So I went to this "Podcamp" in Philadelphia a few weeks ago. I'm a huge fan of getting together with geeks outside of the Internet (in real life!) to talk about the technology, communities, and practices (let alone skills and ticks). Indeed meeting people in the real world, is often a great way to advance and promote whatever it is you're doing on the Internet, but beyond I often find the experience of having "really geeky" conversations with people in real life to be rather refreshing. So much of the geeky things we (I?) do are pretty solitary tasks, and it's fun to have space and time with other people who get it.
On this premise I went to this podcamp thing. I went to a BarCamp last year that I enjoyed a great deal but I was somewhat intimidated by the flock of staff members from the National Center for Supercomputing Applications (ok, so there were only two. or three. In a small room. Oh, and a guy who signed the Agile Manifesto. Right.) And while it was great, and I learned a ton of stuff... I'm a writer, and an a critic, and not exactly a programmer, and while I write about programmers and technology a lot I think it might be useful--sometimes--to have separate conversations.
Right? That sounds reasonable.
So here's the thing about Podcamp. Well the things:
New media isn't anymore. Sure its still a useful distinction given that the "old media" (e.g. book publishing, magazines, newspapers, network television, and radio) are still around. Indeed they remain an incredibly relevant component of the "media ecosystem" both globally but also online. Having said that "new media" like social media, podcasts, and the like have been around for 4-5 years at this point, and it's mostly mainstream now: old media like NPR consistently tops the iTunes podcast charts, CNN is on twitter. and so forth. And lets not even get started about blogging.
On the frontier of any new media, anyone who is stubborn enough and the first person to stake out a claim to a niche has a pretty good chance of finding success. Four years later or more, success is something that's much more difficult to parse or assure.
The Search engine marketing *thing*, hasn't, as I would have hoped, died in a fiery and epic death. This shit is all over the place, and everyone seems to be talking about pay-per-click advertising and not the fact that what really matters is word-of-mouth. I'm so incredibly frustrated by all the crap that gets generated both in sport of "SEO" and in service of it as well.
I can tell when you write articles that are designed to get voted up on reddit and digg, and I throw up in my mouth a little when I see them.
I got through a day of that, and I couldn't cope with any more.
Everyone was talking about how to promote a venture, and how to do marketing in "this brave new world we're in," but no one was really talking about how to develop and make something online that works. The marketing thing takes works and there are a couple of non-obvious aspects of the marketing effort, but it's not rocket science. Sometimes, figuring out what is likely to work online and how to present things in an effective way is by far the largest challenge.
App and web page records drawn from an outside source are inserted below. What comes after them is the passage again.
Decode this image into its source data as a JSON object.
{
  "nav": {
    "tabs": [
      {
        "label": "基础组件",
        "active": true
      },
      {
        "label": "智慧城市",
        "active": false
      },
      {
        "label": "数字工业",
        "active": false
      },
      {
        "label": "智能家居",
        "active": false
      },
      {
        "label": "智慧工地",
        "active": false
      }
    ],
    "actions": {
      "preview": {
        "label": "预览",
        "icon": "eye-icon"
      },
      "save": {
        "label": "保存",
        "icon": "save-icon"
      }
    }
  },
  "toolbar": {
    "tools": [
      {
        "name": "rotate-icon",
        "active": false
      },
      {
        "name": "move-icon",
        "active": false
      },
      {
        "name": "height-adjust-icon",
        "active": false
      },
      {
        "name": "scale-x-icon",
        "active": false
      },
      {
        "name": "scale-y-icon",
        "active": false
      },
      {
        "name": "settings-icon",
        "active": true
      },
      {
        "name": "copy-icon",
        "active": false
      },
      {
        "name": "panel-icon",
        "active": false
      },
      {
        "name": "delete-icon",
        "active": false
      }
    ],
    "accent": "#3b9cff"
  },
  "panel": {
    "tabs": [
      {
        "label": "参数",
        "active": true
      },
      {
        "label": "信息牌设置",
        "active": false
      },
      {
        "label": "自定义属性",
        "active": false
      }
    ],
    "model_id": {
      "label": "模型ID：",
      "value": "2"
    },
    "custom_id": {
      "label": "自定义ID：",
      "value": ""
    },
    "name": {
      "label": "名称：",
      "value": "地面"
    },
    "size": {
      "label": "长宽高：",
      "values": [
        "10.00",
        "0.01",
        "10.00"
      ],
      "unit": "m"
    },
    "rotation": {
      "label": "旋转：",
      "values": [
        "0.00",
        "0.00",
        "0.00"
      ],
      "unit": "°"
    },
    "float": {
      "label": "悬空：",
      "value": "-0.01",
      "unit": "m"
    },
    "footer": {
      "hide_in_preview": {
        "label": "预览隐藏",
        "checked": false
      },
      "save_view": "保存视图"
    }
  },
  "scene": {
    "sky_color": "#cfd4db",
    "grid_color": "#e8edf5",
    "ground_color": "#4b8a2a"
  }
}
I'm not sure that hybrid-un/conferences work. And I'm pretty sure that the space didn't work. Unconferneces are great: they let you get what you want out of a meeting, like the Internet they help deconstruct the boundaries between presenter and audience. Here's what didn't work for me with the format at this podcamp:
The talks were all in these rooms, and the door was at the front of the room. So unless you sat by the door, you had to walk between the speaker to get in and out of the room in the middle of the talk. Which you're supposed to be able to do. Awkward.
The opening session was entirely self-congratulatory, and a general waste of time. Better, I think to have let presenters in the morning sessions talk for a few seconds about their session. There weren't that many sessions.
I'm not wed to the idea that people have to determine the programing on the spot in the morning of a camp, and sometimes preparation is a good thing, but if you're going to have multiple parallel "tracks" there should be some sort of thematic unity for a given track, and some organization around that. Randomized conference schedules don't provide attendees value.
In an effort to provide hyper-accessible content for people, there were a number of topics that I'd consider to be "hot" like, free network services, content curration, microformats and semantic web stuff, the real time web, and so on and so forth. Instead there was a lot of "get a facebook account and sign up for google analytics."
So yeah. I hear there's a BarCamp in philly in november. We'll see how I'm faring, but it might be cool to talk with people about Sygn at that.